How to Maintain a Healthy Work-Life Balance
In today’s 24/7, always-connected world, many Los Angeles and Southern California business owners and executives feel the need to stay “plugged in” to their businesses all the time via their smartphones, laptops, tablets and other digital devices. But there are both pros and cons to this kind of non-stop connectivity.
On the plus side, owners and executives can access information and make business decisions from anywhere, and at any time, without regard to their physical location or whether the office is “open” or not. This often enables owners and executives to work more productively, as well as take advantage of opportunities they might otherwise have missed.
However, there may be a cost to these benefits in the form of an out-of-whack work-life balance. Unfortunately, 24/7 accessibility to their jobs and companies via digital devices has made it difficult for many owners and executives to draw the line between work and the rest of their lives, including their families. As a result, many are dealing with burnout in their jobs and problems at home with their families. In addition, they find that they are not as creative or efficient in their jobs because they never have the opportunity to unplug and get away for awhile.
A Delicate Balancing Act
Finding the proper work-life balance in the digital age may be one of the greatest challenges faced by Americans in the 21st century. This includes individuals on every step of the corporate ladder — from entry-level employees all the way up to the C-suite.

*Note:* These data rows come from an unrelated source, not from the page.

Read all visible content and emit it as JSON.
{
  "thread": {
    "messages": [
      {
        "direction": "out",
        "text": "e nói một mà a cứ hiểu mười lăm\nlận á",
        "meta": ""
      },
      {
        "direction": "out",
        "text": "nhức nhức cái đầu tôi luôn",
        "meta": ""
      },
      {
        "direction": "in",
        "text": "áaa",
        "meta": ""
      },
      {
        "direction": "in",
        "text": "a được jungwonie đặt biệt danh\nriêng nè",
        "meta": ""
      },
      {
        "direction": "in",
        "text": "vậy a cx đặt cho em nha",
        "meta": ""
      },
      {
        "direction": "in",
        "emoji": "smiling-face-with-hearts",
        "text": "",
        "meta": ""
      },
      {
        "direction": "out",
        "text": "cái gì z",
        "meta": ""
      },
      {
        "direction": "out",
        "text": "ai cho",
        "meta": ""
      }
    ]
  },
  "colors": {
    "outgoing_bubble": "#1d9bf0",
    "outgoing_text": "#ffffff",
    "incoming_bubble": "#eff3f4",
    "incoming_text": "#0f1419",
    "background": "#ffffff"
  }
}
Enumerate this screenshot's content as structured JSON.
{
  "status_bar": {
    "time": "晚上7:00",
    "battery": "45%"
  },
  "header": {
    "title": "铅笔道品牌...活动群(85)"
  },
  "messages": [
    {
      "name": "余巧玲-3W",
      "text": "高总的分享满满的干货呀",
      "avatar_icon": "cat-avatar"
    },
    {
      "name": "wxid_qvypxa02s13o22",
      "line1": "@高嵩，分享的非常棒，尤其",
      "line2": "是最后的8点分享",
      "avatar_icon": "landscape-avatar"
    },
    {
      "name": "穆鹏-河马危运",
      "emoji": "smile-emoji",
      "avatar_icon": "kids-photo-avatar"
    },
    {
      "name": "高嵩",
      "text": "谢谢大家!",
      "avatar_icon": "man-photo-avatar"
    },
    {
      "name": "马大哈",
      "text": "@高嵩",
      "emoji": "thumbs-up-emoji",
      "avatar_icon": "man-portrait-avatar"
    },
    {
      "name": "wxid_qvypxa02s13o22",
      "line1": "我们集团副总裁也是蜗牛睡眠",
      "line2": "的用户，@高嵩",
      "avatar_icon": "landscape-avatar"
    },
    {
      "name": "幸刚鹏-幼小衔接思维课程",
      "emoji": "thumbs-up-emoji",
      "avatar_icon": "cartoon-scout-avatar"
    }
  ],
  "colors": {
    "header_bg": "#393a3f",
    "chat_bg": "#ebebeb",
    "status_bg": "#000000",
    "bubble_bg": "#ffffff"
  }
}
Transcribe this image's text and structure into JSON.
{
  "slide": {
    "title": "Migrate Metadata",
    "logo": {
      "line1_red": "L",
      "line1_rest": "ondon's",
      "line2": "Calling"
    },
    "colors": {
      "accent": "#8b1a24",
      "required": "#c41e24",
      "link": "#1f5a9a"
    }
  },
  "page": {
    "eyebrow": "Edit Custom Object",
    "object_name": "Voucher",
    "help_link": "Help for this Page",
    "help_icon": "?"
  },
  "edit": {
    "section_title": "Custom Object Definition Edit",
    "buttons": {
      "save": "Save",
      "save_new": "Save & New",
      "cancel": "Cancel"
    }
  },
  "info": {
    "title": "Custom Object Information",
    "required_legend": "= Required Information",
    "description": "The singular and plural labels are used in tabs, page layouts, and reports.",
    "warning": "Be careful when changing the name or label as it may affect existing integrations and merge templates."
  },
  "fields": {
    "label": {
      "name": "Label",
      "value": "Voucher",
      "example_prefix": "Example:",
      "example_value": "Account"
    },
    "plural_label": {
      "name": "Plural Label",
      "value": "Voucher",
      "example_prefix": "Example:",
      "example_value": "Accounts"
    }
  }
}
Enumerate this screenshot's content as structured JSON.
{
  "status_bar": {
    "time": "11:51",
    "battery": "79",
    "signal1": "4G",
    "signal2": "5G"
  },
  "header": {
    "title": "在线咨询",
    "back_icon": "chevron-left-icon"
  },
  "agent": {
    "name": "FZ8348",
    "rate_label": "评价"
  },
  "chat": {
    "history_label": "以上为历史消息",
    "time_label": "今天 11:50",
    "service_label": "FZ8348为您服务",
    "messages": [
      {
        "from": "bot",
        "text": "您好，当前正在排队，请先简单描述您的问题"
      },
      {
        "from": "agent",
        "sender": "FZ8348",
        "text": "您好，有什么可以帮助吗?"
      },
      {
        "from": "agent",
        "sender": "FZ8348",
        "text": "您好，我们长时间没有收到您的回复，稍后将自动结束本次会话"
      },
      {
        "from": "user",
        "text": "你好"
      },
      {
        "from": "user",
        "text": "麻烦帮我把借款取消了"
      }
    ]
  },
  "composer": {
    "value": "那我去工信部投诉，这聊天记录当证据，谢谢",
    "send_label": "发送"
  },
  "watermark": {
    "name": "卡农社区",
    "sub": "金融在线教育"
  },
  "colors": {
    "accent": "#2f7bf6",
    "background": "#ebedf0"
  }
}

Many of these people think that if they don’t stay plugged into their jobs and businesses 24/7, they are going to fall behind and be passed by other employees and business owners who are “more committed” than they are or “work harder” than they do. So they are constantly checking their emails and returning phone calls — in the evenings, on weekends and even on vacation.
But many don’t realize that there may be serious consequences to this kind of attitude and subsequent failure to maintain a healthy work-life balance, including:
• Health issues — Many studies have shown a strong link between working too much and too often and a wide range of health issues, including high blood pressure, hypertension, stroke, anxiety and depression.
• Family problems — Most employees and business owners who cannot disconnect from their jobs and businesses inevitably end up dealing with problems at home. Most often, their spouses and children resent the fact that the quality time they should be spending together as a family is being spent by the employee or owner glued to a laptop, tablet or smartphone.
• Less productivity and creativity at work — This is a less-obvious consequence, but an important one all the same. Most people need some time away from work in order to be at their most productive and creative in their jobs. When people never unplug from their jobs, they don’t give their minds an opportunity to refresh and reboot. The result is often stale thinking and a failure to conduct long-term strategic planning — an especially serious consequence for business owners and executives.
Establishing Firm Work Boundaries
The most important key to maintaining a healthy work-life balance and avoiding these potential consequences is simple: Establish firm boundaries between your work life and the rest of your life. While this is fairly simple, it’s not necessarily easy. Here are three practical suggestions to help you find and maintain this balance.
1. Establish work-free times and zones in your home. For example, you could decide that you won’t access a digital device in your home between 6 and 9 p.m., or anywhere outside of a designated work area (like a home office). This way, your family will know that they have your full devotion and attention when you’re home during these times away from this area.
2. Take a real vacation. This might be the hardest step for many people, for whom the idea of completely unplugging from their job or business for more than a day or two is borderline terrifying. But it’s essential in order to give both your body and your mind a chance to truly rest and recharge, and then come back to your job or business with a fresh perspective and renewed energy. It doesn’t have to be a full week-long vacation, either — even a long weekend away without any access to your email or phone can do wonders for a refresh and recharge.
3. Become a better delegator. The real problem for many people, especially some business owners and executives, is their inability to delegate tasks to others. When they feel that they have to do everything themselves, this makes it virtually impossible to unplug and relax. If it’s hard for you to delegate, make it a priority to work on improving this skill, which could put you well on your way to improving your work-life balance.
In today’s 24/7, always-connected world, many business owners and executives feel the need to stay “plugged in” to their businesses all the time via their smartphones, laptops and tablets. However, there may be costs to this kind of non-stop connectivity, including job burnout, health issues and problems at home with the family. This makes it critical to strive for a healthy work-life balance by establishing firm boundaries between work life and the rest of your life. Establishing work-free times and zones in your home, taking a real vacation and becoming a better delegator are three things you can do to accomplish this.